I comply, understanding that he might take-off as soon as I put my backpack in the truck bed, but I do need a ride.

He immediately extends his hand and says, “Leon.”  It is one of the few times in the last several weeks that the conversation immediately feels natural.

“You look different, foreign, and you don't understand that this is a bad place,” he offers as an explanation for stopping.

We move through the rolling fields as he talks about farming, the history of his people, traditions, politics, the economy, the Black Empowerment policy (BEE), apartheid, and the removal of white people from the economy.  Much of it I don't agree with, most of it is incredibly racist.  I fight the urge to respond... I've learned that it's better to listen, only asking the occasional neutral question for clarity or to develop the conversation.  Eventually concludes that the Apartheid policies did some wrong things.  All people wanted was the freedom to be with people that they could communicate with and had a deeper understanding of.  I can finally agree, positively reinforcing an idea that I think is an important theme.

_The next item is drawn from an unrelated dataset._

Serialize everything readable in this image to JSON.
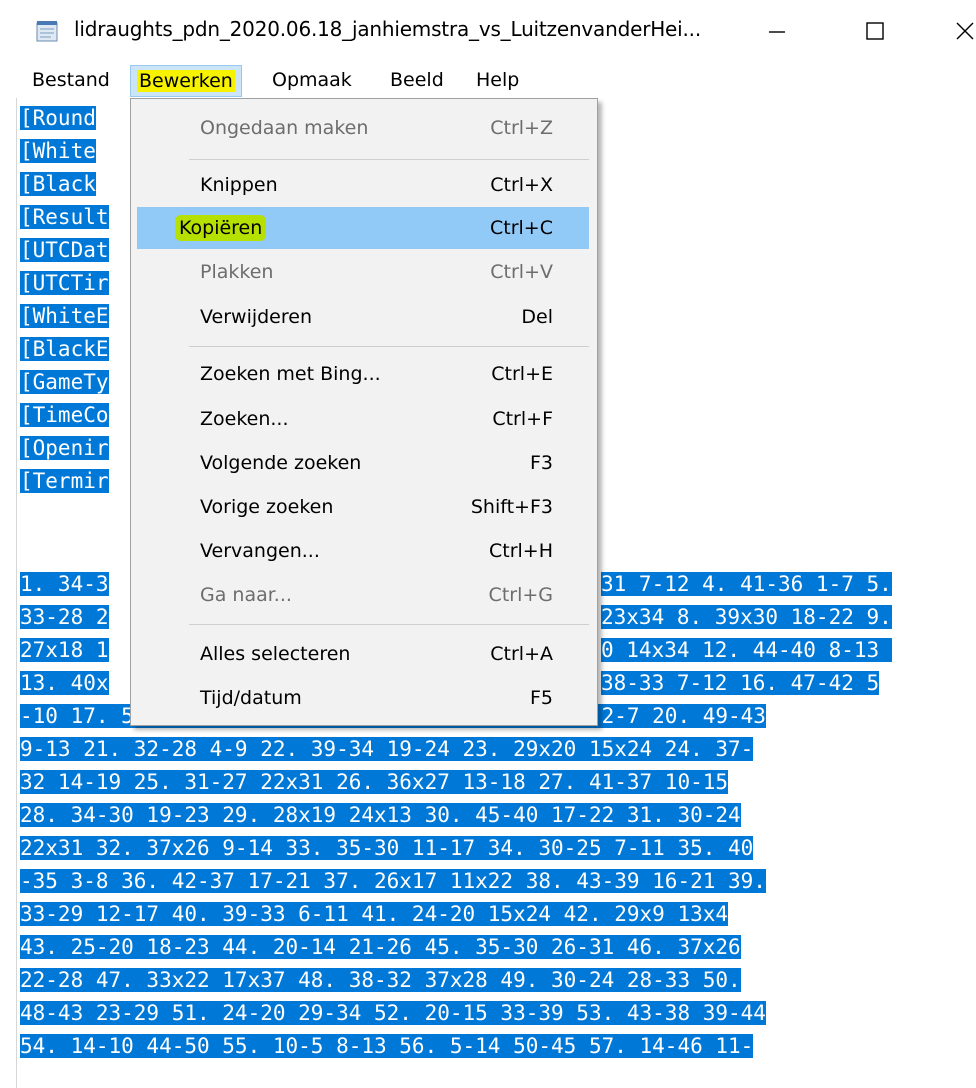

He drops me at an all-in-one truck stop/gas station/shopping center off the highway and instructs me that this road will go directly to Johannesburg. I'm back on the beaten path!  I offer to pay, as is my perception of the custom.  He matter-of-factly refuses, saying “No, no, this is my pleasure.”  Again, a natural response for me and where I come from.  I walk away glad that Leon has stepped out of his comfort zone to give me a ride and I've been able to hear another side of the story.

I go to the highway entrance and begin sticking thumb out and survey the landscape.  It's beautiful farm country with rolling hills.  The rain clouds from yesterday still fill the sky, to create a dramatic landscape.  There is an ostrich pecking the ground and several kudu relaxing next to a waterhole.  They have had their morning meal and are now digesting.  A group of eight rhinos are on the move.  Two adolescent males jostle with each other.  It's playful, but practice for deadlier moments later in life.

A group of bikers ride by, one points to the back of his bike and laughs.  I laugh also and give him a “thumbs up”.

I suddenly feel very “at home". This could be any entrance ramp along any interstate and I, any ordinary hitchhiker; not a strange man in a strange land.  The sun feels good on the back of my legs and my backpack has a good weight to it and sits comfortably on my back.  After 54 hours of non-stop travel, it’s 11 am and I’m waiting for a ride to Jo-berg, now only 200 km away.

-Carolina [South Africa]

1.  Several years ago, after devastating inflation, Zimbabwe changed their currency to US dollars.  Now, they use the dirtiest, most tattered and illegible dollars that you have ever seen.   -return to the story

2.  What can I say?  I think to myself a lot... and quite often find the conversations rather stimulating.   -return to the story

3.  Known as the backpack dance.
   -return to the story

4.  That sound like it should be a line out of a bad sci-fi movie... "Walk towards the robot... the only robot... that is the answer to save the universe."   -return to the story